- [MATERIAL SUPPLIED]
================================

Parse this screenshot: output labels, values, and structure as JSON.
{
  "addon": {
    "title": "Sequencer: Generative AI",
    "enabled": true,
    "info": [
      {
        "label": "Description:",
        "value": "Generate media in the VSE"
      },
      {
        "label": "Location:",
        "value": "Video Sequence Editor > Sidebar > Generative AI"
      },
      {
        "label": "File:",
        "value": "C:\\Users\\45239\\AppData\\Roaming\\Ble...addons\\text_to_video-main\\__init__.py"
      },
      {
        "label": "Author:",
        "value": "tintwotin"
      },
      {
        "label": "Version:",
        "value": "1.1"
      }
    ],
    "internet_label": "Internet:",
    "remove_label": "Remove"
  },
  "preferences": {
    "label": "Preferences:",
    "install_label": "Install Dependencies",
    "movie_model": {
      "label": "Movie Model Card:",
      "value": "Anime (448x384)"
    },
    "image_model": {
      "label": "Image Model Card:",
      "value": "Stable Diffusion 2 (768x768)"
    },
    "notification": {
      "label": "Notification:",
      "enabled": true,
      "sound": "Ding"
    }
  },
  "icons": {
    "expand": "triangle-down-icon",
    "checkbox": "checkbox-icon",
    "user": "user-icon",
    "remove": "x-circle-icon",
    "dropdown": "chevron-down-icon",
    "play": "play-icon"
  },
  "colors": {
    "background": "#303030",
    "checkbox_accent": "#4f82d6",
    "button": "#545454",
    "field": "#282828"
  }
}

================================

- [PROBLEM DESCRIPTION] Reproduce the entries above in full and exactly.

- [WRITTEN SOLUTION]
Parse this screenshot: output labels, values, and structure as JSON.
{
  "addon": {
    "title": "Sequencer: Generative AI",
    "enabled": true,
    "info": [
      {
        "label": "Description:",
        "value": "Generate media in the VSE"
      },
      {
        "label": "Location:",
        "value": "Video Sequence Editor > Sidebar > Generative AI"
      },
      {
        "label": "File:",
        "value": "C:\\Users\\45239\\AppData\\Roaming\\Ble...addons\\text_to_video-main\\__init__.py"
      },
      {
        "label": "Author:",
        "value": "tintwotin"
      },
      {
        "label": "Version:",
        "value": "1.1"
      }
    ],
    "internet_label": "Internet:",
    "remove_label": "Remove"
  },
  "preferences": {
    "label": "Preferences:",
    "install_label": "Install Dependencies",
    "movie_model": {
      "label": "Movie Model Card:",
      "value": "Anime (448x384)"
    },
    "image_model": {
      "label": "Image Model Card:",
      "value": "Stable Diffusion 2 (768x768)"
    },
    "notification": {
      "label": "Notification:",
      "enabled": true,
      "sound": "Ding"
    }
  },
  "icons": {
    "expand": "triangle-down-icon",
    "checkbox": "checkbox-icon",
    "user": "user-icon",
    "remove": "x-circle-icon",
    "dropdown": "chevron-down-icon",
    "play": "play-icon"
  },
  "colors": {
    "background": "#303030",
    "checkbox_accent": "#4f82d6",
    "button": "#545454",
    "field": "#282828"
  }
}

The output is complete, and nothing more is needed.